[Material provided Boundary: Start]
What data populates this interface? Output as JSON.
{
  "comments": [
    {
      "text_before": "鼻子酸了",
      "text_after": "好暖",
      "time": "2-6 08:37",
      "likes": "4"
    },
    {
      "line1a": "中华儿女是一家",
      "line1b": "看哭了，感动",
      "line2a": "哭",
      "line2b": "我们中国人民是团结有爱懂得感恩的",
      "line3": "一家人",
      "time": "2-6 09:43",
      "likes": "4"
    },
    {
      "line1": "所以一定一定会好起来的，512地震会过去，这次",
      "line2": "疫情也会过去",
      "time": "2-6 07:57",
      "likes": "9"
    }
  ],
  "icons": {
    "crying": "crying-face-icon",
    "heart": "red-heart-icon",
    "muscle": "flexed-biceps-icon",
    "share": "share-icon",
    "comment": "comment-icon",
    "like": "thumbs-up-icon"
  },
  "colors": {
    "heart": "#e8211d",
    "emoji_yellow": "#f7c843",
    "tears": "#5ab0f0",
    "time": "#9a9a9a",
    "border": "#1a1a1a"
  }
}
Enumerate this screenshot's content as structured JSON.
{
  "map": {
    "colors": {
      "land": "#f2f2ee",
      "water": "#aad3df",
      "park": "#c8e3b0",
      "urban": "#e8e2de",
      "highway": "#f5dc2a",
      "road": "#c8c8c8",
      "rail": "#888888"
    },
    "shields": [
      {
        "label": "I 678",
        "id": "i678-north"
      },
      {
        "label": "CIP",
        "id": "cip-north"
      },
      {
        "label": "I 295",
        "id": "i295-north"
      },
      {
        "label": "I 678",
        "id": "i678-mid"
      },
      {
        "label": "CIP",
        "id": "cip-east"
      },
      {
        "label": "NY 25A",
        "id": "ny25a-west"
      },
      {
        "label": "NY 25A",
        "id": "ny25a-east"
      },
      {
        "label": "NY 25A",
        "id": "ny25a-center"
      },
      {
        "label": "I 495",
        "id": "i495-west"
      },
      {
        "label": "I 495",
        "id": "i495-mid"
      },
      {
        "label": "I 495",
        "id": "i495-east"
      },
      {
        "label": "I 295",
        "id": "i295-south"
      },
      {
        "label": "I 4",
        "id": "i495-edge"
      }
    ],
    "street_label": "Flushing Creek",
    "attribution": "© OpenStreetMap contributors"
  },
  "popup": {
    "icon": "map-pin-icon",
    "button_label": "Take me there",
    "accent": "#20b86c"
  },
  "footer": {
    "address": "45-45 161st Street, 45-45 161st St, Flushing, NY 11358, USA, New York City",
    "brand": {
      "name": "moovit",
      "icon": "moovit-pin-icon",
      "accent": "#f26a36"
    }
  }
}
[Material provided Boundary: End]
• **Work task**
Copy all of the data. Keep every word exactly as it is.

• **Result of this task**
What data populates this interface? Output as JSON.
{
  "comments": [
    {
      "text_before": "鼻子酸了",
      "text_after": "好暖",
      "time": "2-6 08:37",
      "likes": "4"
    },
    {
      "line1a": "中华儿女是一家",
      "line1b": "看哭了，感动",
      "line2a": "哭",
      "line2b": "我们中国人民是团结有爱懂得感恩的",
      "line3": "一家人",
      "time": "2-6 09:43",
      "likes": "4"
    },
    {
      "line1": "所以一定一定会好起来的，512地震会过去，这次",
      "line2": "疫情也会过去",
      "time": "2-6 07:57",
      "likes": "9"
    }
  ],
  "icons": {
    "crying": "crying-face-icon",
    "heart": "red-heart-icon",
    "muscle": "flexed-biceps-icon",
    "share": "share-icon",
    "comment": "comment-icon",
    "like": "thumbs-up-icon"
  },
  "colors": {
    "heart": "#e8211d",
    "emoji_yellow": "#f7c843",
    "tears": "#5ab0f0",
    "time": "#9a9a9a",
    "border": "#1a1a1a"
  }
}
Enumerate this screenshot's content as structured JSON.
{
  "map": {
    "colors": {
      "land": "#f2f2ee",
      "water": "#aad3df",
      "park": "#c8e3b0",
      "urban": "#e8e2de",
      "highway": "#f5dc2a",
      "road": "#c8c8c8",
      "rail": "#888888"
    },
    "shields": [
      {
        "label": "I 678",
        "id": "i678-north"
      },
      {
        "label": "CIP",
        "id": "cip-north"
      },
      {
        "label": "I 295",
        "id": "i295-north"
      },
      {
        "label": "I 678",
        "id": "i678-mid"
      },
      {
        "label": "CIP",
        "id": "cip-east"
      },
      {
        "label": "NY 25A",
        "id": "ny25a-west"
      },
      {
        "label": "NY 25A",
        "id": "ny25a-east"
      },
      {
        "label": "NY 25A",
        "id": "ny25a-center"
      },
      {
        "label": "I 495",
        "id": "i495-west"
      },
      {
        "label": "I 495",
        "id": "i495-mid"
      },
      {
        "label": "I 495",
        "id": "i495-east"
      },
      {
        "label": "I 295",
        "id": "i295-south"
      },
      {
        "label": "I 4",
        "id": "i495-edge"
      }
    ],
    "street_label": "Flushing Creek",
    "attribution": "© OpenStreetMap contributors"
  },
  "popup": {
    "icon": "map-pin-icon",
    "button_label": "Take me there",
    "accent": "#20b86c"
  },
  "footer": {
    "address": "45-45 161st Street, 45-45 161st St, Flushing, NY 11358, USA, New York City",
    "brand": {
      "name": "moovit",
      "icon": "moovit-pin-icon",
      "accent": "#f26a36"
    }
  }
}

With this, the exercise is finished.